rightwing Israeli public and a more assertive European
one – Washington is looking towards an unlikely
saviour. The hawkish foreign minister Avigdor
Lieberman used to be its bete noire, but he has been
carefully recalibrating his image.
Unlike other candidates, he has been aggressively
promoting a "peace plan". The US has barely bothered
examining its contents, which are only a little more
generous than Bennett's annexation option, and involve
forcibly stripping hundreds of thousands of
Palestinians in Israel of their citizenship.
Lieberman, however, has usefully created the
impression that he is a willing partner to a peace
process. At the weekend he even suggested he might
join a centre coalition with Livni and Herzog.
Lieberman is cleverly trying to occupy a middle ground
with Israeli voters, demonstrating that he can placate
the Americans, while offering a plan so unfair to the
Palestinians that there is no danger voters will
consider him part of the "peace industry".
That may fit the electoral mood: a recent poll showed
63 per cent of Israelis favour peace negotiations, but

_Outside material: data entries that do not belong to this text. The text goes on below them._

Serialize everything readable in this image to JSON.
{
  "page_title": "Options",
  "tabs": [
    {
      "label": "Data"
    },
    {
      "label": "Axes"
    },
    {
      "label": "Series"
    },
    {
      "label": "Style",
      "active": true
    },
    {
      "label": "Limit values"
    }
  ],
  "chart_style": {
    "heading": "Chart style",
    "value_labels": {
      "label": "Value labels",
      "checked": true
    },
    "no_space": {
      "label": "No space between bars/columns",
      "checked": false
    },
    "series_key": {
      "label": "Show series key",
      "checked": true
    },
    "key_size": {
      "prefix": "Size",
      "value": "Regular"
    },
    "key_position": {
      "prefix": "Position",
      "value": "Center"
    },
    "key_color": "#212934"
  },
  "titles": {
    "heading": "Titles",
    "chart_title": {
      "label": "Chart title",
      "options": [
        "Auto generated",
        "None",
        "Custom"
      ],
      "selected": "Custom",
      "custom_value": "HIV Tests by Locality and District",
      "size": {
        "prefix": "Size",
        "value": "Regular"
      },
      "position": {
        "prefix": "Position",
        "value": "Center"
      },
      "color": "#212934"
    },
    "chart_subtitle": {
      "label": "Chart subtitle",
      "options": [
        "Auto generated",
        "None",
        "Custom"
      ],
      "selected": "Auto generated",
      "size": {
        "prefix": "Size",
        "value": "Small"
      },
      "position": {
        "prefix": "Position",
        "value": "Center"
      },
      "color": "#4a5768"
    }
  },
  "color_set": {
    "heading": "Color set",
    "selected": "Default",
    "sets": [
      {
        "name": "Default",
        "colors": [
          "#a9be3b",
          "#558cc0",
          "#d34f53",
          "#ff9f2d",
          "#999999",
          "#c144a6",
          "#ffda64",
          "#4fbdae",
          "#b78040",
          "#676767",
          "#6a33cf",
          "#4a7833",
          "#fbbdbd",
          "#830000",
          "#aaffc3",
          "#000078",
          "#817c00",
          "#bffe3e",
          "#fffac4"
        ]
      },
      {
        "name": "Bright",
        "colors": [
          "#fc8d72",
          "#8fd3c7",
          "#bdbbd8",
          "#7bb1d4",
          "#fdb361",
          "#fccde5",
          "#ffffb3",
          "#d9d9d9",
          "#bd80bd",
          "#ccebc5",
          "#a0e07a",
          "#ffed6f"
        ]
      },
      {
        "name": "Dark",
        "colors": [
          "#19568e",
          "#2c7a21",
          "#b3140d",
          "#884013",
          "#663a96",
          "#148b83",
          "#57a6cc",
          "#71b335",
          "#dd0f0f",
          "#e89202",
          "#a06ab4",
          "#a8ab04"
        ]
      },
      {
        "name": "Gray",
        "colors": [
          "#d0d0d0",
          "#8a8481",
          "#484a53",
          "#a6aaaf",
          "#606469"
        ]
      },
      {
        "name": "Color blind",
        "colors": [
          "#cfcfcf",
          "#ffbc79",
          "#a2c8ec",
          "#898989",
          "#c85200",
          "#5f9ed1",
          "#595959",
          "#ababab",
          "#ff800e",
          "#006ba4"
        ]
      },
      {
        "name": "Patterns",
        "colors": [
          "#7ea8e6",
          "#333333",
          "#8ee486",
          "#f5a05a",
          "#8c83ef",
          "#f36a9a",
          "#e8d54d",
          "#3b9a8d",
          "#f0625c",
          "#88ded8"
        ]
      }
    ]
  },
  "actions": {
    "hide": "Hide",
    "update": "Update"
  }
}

70 per cent think they are doomed to fail. The Israeli
public, like Lieberman, understands that the
Palestinians will never agree to the kind of
subjugation they are being offered.
The Israeli election's one certain outcome is that,
whoever wins, the next coalition will, actively or
passively, allow more of the same: a slow, creeping
annexation of what is left of a possible Palestinian
state, as the US and Europe bicker.
Jonathan Cook won the Martha Gellhorn Special Prize
for Journalism. His latest books are "Israel and the
Clash of Civilisations: Iraq, Iran and the Plan to
Remake the Middle East" (Pluto Press) and
"Disappearing Palestine: Israel's Experiments in Human
Despair" (Zed Books). His website is